Removing an old linoleum floor is not as easy as laying a new one. One workaround is to lay the new floor directly over the old one. However, this will raise the height of the floor at least ¼ inch (6.35 millimeters) [source: Natural Handyman]. If this isn't an option, get ready to do a lot of crawling around.
First a word of caution: Flooring and its backing or glue may contain asbestos, especially if it's an old floor where fibers were added to the flooring for durability and strength. If the asbestos crumbles during removal, asbestos fibers are released into the air, posing a serious health hazard to anyone who breathes in the fibers [source: Minnesota].
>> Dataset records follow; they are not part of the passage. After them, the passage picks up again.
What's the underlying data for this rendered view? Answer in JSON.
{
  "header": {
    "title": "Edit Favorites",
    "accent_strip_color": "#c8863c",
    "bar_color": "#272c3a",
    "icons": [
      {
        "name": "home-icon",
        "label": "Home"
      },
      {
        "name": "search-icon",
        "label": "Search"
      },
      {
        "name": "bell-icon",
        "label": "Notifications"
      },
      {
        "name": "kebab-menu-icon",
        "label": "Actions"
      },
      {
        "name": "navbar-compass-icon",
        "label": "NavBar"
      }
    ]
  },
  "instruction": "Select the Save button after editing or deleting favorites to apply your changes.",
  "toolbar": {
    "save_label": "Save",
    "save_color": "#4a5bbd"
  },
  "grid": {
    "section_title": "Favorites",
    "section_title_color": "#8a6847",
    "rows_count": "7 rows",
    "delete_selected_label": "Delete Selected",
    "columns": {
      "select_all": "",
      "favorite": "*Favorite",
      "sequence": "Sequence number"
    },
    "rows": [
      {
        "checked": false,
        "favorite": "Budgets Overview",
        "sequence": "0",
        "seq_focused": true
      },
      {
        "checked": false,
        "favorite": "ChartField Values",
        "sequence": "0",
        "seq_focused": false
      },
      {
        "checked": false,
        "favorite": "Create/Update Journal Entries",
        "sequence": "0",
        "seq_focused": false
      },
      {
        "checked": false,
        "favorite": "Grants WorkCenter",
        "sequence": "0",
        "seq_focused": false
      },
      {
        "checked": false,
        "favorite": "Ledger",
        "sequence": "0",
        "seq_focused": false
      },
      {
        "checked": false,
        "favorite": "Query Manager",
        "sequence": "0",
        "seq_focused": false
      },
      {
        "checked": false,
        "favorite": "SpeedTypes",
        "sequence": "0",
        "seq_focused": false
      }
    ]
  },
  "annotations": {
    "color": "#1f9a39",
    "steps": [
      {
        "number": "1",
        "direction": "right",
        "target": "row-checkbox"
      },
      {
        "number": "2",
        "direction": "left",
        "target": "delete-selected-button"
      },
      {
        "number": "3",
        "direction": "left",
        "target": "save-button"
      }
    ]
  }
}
While a sample of the flooring can be taken to a lab to test for asbestos, it's safe to assume that any house built prior to 1980 has asbestos in the floor adhesive (and possibly other places). If the adhesive does contain asbestos, do not remove the adhesive yourself! Most areas have regulations that prevent homeowners from removing such adhesive and require the services of a licensed contractor [source: Natural Handyman].
Here's how to remove linoleum:
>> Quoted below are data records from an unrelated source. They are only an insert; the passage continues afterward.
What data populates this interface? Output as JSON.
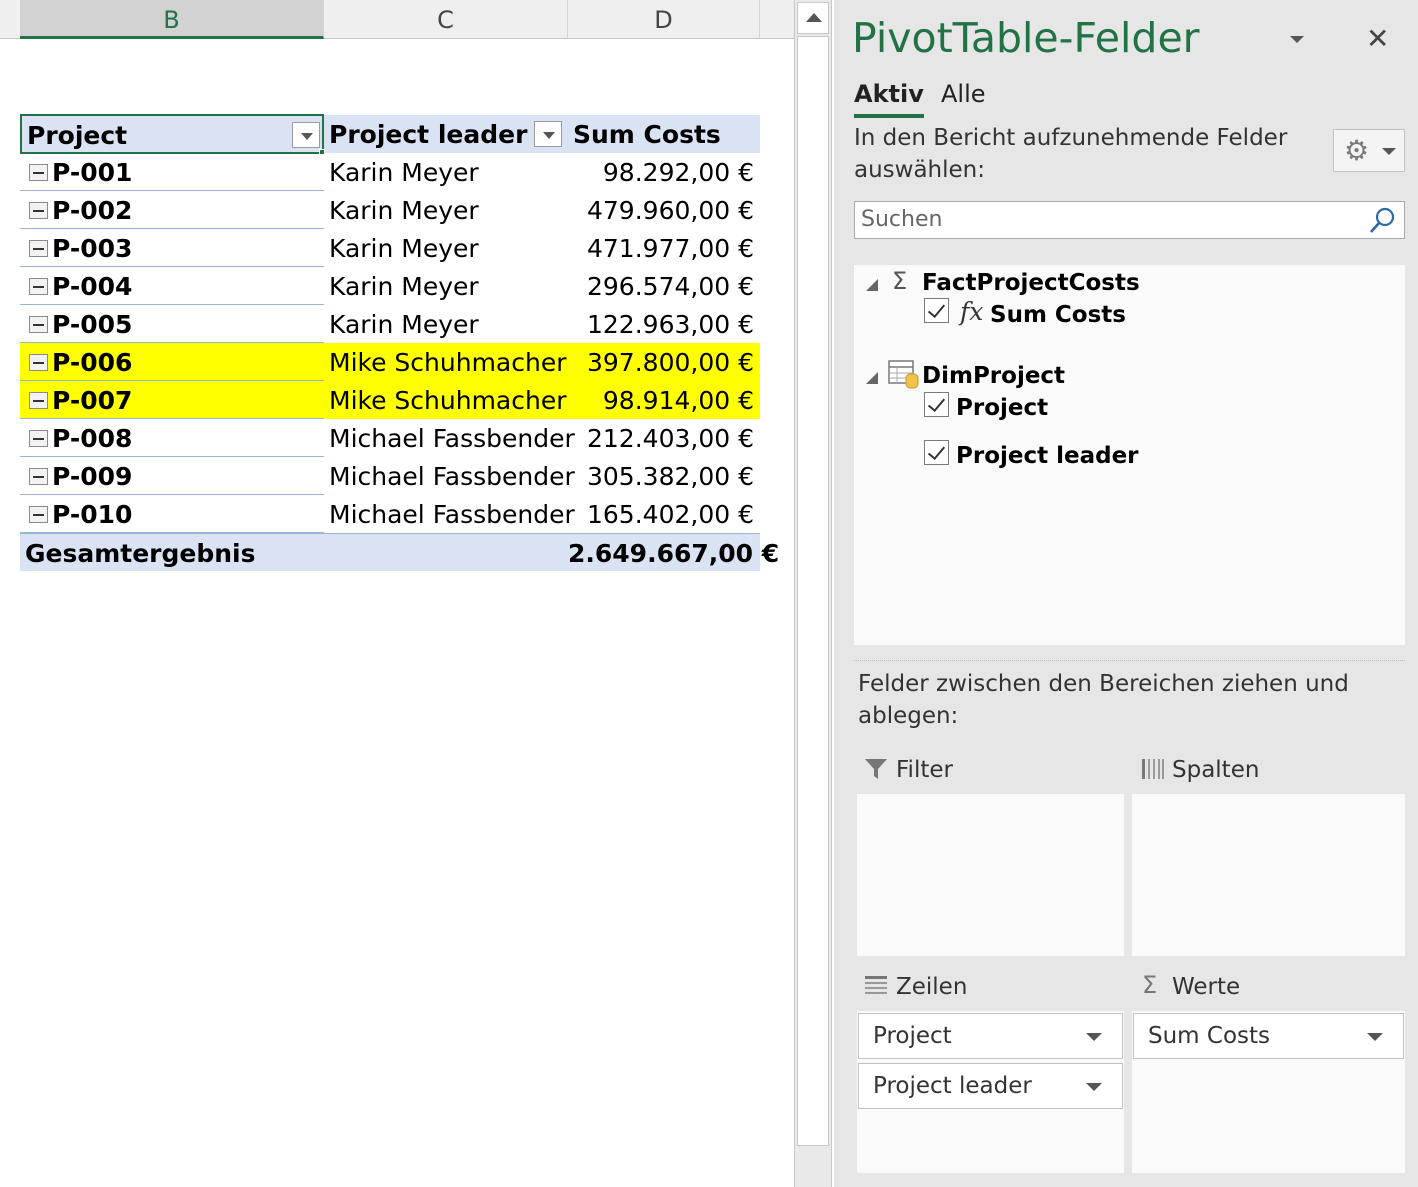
{
  "columns": [
    "B",
    "C",
    "D"
  ],
  "pivot": {
    "headers": {
      "project": "Project",
      "leader": "Project leader",
      "costs": "Sum Costs"
    },
    "rows": [
      {
        "project": "P-001",
        "leader": "Karin Meyer",
        "costs": "98.292,00 €",
        "highlight": false
      },
      {
        "project": "P-002",
        "leader": "Karin Meyer",
        "costs": "479.960,00 €",
        "highlight": false
      },
      {
        "project": "P-003",
        "leader": "Karin Meyer",
        "costs": "471.977,00 €",
        "highlight": false
      },
      {
        "project": "P-004",
        "leader": "Karin Meyer",
        "costs": "296.574,00 €",
        "highlight": false
      },
      {
        "project": "P-005",
        "leader": "Karin Meyer",
        "costs": "122.963,00 €",
        "highlight": false
      },
      {
        "project": "P-006",
        "leader": "Mike Schuhmacher",
        "costs": "397.800,00 €",
        "highlight": true
      },
      {
        "project": "P-007",
        "leader": "Mike Schuhmacher",
        "costs": "98.914,00 €",
        "highlight": true
      },
      {
        "project": "P-008",
        "leader": "Michael Fassbender",
        "costs": "212.403,00 €",
        "highlight": false
      },
      {
        "project": "P-009",
        "leader": "Michael Fassbender",
        "costs": "305.382,00 €",
        "highlight": false
      },
      {
        "project": "P-010",
        "leader": "Michael Fassbender",
        "costs": "165.402,00 €",
        "highlight": false
      }
    ],
    "total": {
      "label": "Gesamtergebnis",
      "costs": "2.649.667,00 €"
    }
  },
  "pane": {
    "title": "PivotTable-Felder",
    "tabs": {
      "active": "Aktiv",
      "all": "Alle"
    },
    "instruction": "In den Bericht aufzunehmende Felder auswählen:",
    "search_placeholder": "Suchen",
    "tables": [
      {
        "name": "FactProjectCosts",
        "icon": "sigma-icon",
        "fields": [
          {
            "prefix": "fx",
            "name": "Sum Costs",
            "checked": true
          }
        ]
      },
      {
        "name": "DimProject",
        "icon": "table-icon",
        "fields": [
          {
            "name": "Project",
            "checked": true
          },
          {
            "name": "Project leader",
            "checked": true
          }
        ]
      }
    ],
    "drag_instruction": "Felder zwischen den Bereichen ziehen und ablegen:",
    "areas": {
      "filter": {
        "label": "Filter",
        "items": []
      },
      "columns": {
        "label": "Spalten",
        "items": []
      },
      "rows": {
        "label": "Zeilen",
        "items": [
          "Project",
          "Project leader"
        ]
      },
      "values": {
        "label": "Werte",
        "items": [
          "Sum Costs"
        ]
      }
    }
  },
  "colors": {
    "accent": "#217346",
    "highlight": "#ffff00",
    "pivot_header": "#dae3f3"
  }
}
- Cut the linoleum into strips using a utility knife. Make the strips between 6 and 12 inches (15.2 and 30.5 centimeters) wide.
- Lift part of each strip with a flat, narrow, putty knife, and then pull off the rest, using the putty knife to help pry it up if necessary.
- Continue removing the strips until you've removed the entire linoleum surface.
- Scrape off the backing and adhesive with a stiff scraper. Be aware that this is the hardest and most time-consuming part of the job. It may be best to do this section-by-section.
- Remove any stubborn adhesive that you can't scrape off with a chemical solvent. Follow the directions on the solvent can and make sure there's sufficient ventilation [source: Natural Handyman].